Kendall wants to roll Prairie Parkway funds into improvements on Route 47
By Steve Lord firstname.lastname@example.org January 23, 2013 2:50PM
The Prairie Parkway originally was proposed to cut into the heart of Kendall County. But the federal government has declared the project dead, and Kendall County now wants to get a share of money that was dedicated for the roadway. | File photo
Updated: February 26, 2013 6:05AM
YORKVILLE — Kendall County wants to make sure it gets a share of the funding once allocated for the proposed Prairie Parkway.
The County Board recently voted to send a letter requesting an immediate meeting with the state to discuss how Prairie Parkway funding will be shifted to Route 47.
The board is concerned that plans to spend the money have not taken Kendall County’s needs into account.

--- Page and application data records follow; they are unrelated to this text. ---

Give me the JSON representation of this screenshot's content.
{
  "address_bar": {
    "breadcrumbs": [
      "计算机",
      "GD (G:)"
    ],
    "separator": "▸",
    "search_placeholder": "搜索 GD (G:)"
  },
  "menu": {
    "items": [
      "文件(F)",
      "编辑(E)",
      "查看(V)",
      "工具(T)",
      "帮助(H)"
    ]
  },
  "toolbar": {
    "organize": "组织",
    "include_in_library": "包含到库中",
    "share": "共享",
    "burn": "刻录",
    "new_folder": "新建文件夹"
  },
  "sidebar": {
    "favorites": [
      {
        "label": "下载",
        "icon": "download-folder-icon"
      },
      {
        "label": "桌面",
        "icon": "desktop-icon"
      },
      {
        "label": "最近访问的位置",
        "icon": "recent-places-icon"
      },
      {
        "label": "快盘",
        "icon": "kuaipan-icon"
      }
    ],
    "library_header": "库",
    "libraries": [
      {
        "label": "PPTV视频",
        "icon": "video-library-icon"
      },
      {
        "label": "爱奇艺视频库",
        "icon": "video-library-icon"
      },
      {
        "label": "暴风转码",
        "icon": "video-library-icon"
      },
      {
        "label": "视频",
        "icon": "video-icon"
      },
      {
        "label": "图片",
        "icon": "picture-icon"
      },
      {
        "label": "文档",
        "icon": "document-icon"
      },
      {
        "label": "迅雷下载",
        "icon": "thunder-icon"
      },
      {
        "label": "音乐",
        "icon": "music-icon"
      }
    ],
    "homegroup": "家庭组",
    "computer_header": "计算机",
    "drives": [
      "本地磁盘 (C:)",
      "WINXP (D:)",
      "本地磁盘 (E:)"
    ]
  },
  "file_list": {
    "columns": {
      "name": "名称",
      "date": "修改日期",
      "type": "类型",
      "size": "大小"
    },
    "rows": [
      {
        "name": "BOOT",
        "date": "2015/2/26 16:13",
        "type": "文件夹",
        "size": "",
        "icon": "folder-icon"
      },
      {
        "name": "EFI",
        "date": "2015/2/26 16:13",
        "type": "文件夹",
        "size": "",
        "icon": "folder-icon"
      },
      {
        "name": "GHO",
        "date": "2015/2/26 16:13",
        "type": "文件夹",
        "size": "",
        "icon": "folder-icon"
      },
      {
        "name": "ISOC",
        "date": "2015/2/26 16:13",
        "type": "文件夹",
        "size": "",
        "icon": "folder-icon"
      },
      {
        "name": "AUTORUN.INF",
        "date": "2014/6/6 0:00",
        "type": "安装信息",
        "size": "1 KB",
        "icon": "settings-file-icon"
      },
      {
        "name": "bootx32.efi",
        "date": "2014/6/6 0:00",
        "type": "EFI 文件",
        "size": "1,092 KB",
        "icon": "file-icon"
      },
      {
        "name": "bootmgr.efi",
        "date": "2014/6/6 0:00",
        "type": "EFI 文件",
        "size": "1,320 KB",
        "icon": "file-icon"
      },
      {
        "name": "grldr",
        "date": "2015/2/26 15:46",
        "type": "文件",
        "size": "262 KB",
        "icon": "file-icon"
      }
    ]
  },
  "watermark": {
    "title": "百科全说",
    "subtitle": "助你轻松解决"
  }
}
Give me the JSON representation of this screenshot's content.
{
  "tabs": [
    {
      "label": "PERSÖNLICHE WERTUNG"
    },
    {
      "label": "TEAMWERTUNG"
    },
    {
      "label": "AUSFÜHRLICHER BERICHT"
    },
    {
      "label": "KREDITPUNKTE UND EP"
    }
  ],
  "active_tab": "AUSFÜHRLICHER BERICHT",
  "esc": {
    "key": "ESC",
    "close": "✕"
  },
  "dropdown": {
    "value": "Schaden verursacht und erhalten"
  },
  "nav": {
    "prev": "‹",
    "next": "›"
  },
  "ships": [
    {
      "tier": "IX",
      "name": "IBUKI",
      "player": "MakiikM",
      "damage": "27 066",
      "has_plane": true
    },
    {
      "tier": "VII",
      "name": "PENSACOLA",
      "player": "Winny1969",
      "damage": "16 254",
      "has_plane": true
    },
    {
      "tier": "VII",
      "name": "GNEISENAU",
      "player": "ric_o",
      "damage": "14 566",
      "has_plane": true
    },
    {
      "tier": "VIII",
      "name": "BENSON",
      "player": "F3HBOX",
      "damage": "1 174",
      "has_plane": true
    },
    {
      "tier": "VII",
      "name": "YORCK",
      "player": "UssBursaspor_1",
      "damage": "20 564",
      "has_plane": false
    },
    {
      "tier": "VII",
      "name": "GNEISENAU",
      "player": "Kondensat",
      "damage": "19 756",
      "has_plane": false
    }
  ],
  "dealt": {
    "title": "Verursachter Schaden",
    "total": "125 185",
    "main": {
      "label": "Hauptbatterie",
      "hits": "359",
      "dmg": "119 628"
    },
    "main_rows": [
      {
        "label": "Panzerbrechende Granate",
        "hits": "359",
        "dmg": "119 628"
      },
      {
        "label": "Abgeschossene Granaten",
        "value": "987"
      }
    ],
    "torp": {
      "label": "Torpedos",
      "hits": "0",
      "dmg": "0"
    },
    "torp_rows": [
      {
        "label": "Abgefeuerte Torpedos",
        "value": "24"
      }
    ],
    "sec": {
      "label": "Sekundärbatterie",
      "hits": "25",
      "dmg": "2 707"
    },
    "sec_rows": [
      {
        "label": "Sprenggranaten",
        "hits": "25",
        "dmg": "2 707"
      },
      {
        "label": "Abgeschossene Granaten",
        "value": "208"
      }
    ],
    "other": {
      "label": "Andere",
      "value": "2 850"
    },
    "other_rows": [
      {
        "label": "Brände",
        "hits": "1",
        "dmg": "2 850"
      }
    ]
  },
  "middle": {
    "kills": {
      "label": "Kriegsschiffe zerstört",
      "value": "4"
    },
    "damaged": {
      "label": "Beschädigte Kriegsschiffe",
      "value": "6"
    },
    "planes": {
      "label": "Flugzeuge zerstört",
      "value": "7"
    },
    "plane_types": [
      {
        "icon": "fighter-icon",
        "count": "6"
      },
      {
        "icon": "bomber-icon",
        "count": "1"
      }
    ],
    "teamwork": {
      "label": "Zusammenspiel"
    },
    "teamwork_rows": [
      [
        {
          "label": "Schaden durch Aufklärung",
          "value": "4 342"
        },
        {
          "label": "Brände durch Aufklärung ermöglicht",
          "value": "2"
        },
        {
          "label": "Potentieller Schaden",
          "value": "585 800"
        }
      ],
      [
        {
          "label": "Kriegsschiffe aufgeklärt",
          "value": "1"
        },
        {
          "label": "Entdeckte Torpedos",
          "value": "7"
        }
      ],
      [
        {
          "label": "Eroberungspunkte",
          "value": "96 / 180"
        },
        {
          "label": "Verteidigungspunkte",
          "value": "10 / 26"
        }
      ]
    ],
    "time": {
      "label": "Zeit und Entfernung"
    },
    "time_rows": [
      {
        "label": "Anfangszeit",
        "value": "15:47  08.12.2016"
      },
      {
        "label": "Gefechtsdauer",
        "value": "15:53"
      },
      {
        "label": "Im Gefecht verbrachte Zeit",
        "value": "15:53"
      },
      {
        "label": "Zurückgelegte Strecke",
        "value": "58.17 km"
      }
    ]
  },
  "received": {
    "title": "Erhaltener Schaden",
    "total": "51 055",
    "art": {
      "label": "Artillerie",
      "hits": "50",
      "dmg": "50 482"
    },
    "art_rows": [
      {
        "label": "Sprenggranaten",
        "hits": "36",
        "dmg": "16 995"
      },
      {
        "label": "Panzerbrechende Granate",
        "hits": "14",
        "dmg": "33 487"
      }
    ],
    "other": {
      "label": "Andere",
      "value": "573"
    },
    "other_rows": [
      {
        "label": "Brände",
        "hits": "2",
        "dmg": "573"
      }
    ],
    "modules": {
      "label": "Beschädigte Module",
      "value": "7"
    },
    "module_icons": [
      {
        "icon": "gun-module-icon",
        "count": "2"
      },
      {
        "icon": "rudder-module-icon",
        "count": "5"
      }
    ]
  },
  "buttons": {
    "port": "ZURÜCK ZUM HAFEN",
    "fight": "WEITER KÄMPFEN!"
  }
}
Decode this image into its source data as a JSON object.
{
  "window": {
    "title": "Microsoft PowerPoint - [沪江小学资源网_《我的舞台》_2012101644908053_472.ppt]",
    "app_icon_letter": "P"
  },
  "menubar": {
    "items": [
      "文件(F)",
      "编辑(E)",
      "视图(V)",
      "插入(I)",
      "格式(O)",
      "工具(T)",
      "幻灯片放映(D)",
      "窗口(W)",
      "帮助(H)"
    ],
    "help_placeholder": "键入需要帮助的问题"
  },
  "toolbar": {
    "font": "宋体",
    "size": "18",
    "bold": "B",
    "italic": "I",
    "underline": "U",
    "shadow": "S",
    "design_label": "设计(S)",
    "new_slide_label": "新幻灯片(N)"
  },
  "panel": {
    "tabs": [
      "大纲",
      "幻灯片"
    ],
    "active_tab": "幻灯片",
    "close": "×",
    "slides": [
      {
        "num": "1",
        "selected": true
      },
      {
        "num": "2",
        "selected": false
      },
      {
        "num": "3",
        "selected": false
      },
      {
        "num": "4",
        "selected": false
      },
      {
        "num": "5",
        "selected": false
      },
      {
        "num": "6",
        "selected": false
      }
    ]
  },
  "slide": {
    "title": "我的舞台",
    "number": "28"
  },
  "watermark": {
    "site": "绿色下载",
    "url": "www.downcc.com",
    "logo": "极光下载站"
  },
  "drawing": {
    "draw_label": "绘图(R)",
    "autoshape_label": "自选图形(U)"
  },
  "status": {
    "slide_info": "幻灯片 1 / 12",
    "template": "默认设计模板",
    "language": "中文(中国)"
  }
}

“I think we should move in a hurry,” board Chairman John Shaw said. “This was sort of dropped in our lap at the last minute.”
Shaw had a letter drafted and ready to go to Paul Loete, deputy director of highways for IDOT’s 3rd District in Ottawa.
The letter asks Loete to have a “frank discussion” with the board about “the best way to serve the constituents of this region.”
The most immediate concern is that IDOT is moving quickly to spend the money on two contracts for improvements along Route 47 near Morris, in Grundy County, and then from the county line with Grundy to Caton Farm Road in Kendall.
Fran Klaas, Kendall’s county engineer, said the state might be ready to let bids for the section from the county line with Grundy to Interstate 80 by next year.
And Sugar Grove is lobbying for some of the money to create a full interchange at Route 47 and Interstate 88.
Kendall officials think the money might be better spent on Route 47 between Kennedy Road in Yorkville to Cross Street in Sugar Grove.
The improvements at I-80 in Morris actually were part of the original Prairie Parkway project, a proposed 37-mile highway between I-80 and I-88, through western Kane, Kendall and Grundy counties.
Last year, a Federal Highway Administration decision all but killed the Prairie Parkway project, at least for the foreseeable future.
In the 2005 federal transportation bill, then U.S. Speaker of the House Dennis Hastert of Yorkville, who represented the Fox Valley in Congress for two decades, got $207 million earmarked for the parkway. Since then, the state has spent about $70 million in both state and federal funds protecting the Prairie Parkway corridor and purchasing about 250 acres in the region.
When the Federal Highway Administration rescinded its Prairie Parkway funding decision, it did say money for Route 47 still could be spent.
“Up until this past fall, most people believed we could only spend that on the section between Caton Farm Road and I-80,” Klaas said. “But that recision (by the FHA) opened up another door. It’s going to take some political will to take the next step. There are a lot of things in play.”
Kendall officials said they only became aware of the funding possibilities after hearing a report from the county’s liaison with the Kane-Kendall Council of Mayors, which funnels federal transportation money into area projects.